Researchers find a novel interaction between proteins during embryo development that allows adult water striders to jump and more efficiently avoid predation.
Water striders may seem an unlikely candidate for teaching us about evolutionary principles. However, this group of insects is actually quite diverse and many groups occupy different niches and have developed different life strategies for survival and reproduction. This makes them excellent candidates for studying evolution and selection based on environmental pressures.
For example, some groups of water striders live on open water and have long midlegs and short back legs, while others live closer to shore and have short midlegs and long back legs. The open water insects with long midlegs use these appendages to jump several body lengths into the air to avoid predation from fish below them.
The shore insects with short midlegs cannot jump and have other mechanisms such as wings to escape predation. This short-legged group is thought to be the ancestral population, while the more recently diverged long-midlegged group gained this trait and jumping behavior.
Importantly, a fish predator system has shown that jumping is much more efficient than flying for escaping predation from below. So how did this innovation arise?
A recent report published in Nature Communications has resolved the genetic cause of long midlegged water striders and, thus, the origin of the adaptation responsible for water striders’ ability to more efficiently escape predation from below.
Researchers found that a novel interaction between two proteins during water strider embryo development manifests long middle legs in adults. Specifically, a gene belonging to the Hox gene family (a group of genes highly conserved in animals) interacts with an enzyme called Gilt. Though Gilt itself is not a novel enzyme, its role in controlling embryo development has never been documented.
In water striders with long midlegs these two genes interact at the tips of the legs during early development of a water strider embryo. This interaction leads to the eventual growth of longer legs.
The ancestral group does not express these two proteins at the correct times or in the correct ratio for the interaction to be present – they develop short midlegs. However, genetically altering short midleg insects to have the correct expression pattern of these two proteins during development causes the adults to have long midlegs.
Therefore, the research team discovered a novel interaction between two proteins during water strider embryo development that has facilitated the success of insects living in the open water.
Their study did not attempt to show when this evolutionary adaptation arose and was fixed into the population. However, it does show that, in addition to mutations that produce novel enzymes, changes in the expression patterns of existing proteins can also create increased fitness in the environment (in this case, predator evasion).

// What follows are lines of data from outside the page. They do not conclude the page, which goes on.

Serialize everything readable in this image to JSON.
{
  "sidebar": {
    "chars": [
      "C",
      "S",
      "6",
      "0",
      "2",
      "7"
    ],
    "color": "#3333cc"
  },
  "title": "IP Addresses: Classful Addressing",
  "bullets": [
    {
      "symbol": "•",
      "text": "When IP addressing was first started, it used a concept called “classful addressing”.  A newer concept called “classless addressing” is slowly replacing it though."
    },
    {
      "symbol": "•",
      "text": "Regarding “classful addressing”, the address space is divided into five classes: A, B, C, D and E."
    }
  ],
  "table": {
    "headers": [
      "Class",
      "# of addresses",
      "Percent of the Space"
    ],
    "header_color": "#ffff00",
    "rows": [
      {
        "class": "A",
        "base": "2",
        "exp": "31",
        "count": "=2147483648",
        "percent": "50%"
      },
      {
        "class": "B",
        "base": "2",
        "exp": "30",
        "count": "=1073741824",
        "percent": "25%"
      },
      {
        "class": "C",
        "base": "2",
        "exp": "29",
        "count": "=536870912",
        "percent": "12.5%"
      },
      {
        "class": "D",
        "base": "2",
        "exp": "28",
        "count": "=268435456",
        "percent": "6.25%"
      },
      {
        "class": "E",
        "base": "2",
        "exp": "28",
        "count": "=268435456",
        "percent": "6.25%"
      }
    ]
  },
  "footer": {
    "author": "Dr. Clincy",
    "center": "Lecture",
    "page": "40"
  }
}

Article image by Schnobby (Own work) [CC BY-SA 3.0], via Wikimedia Commons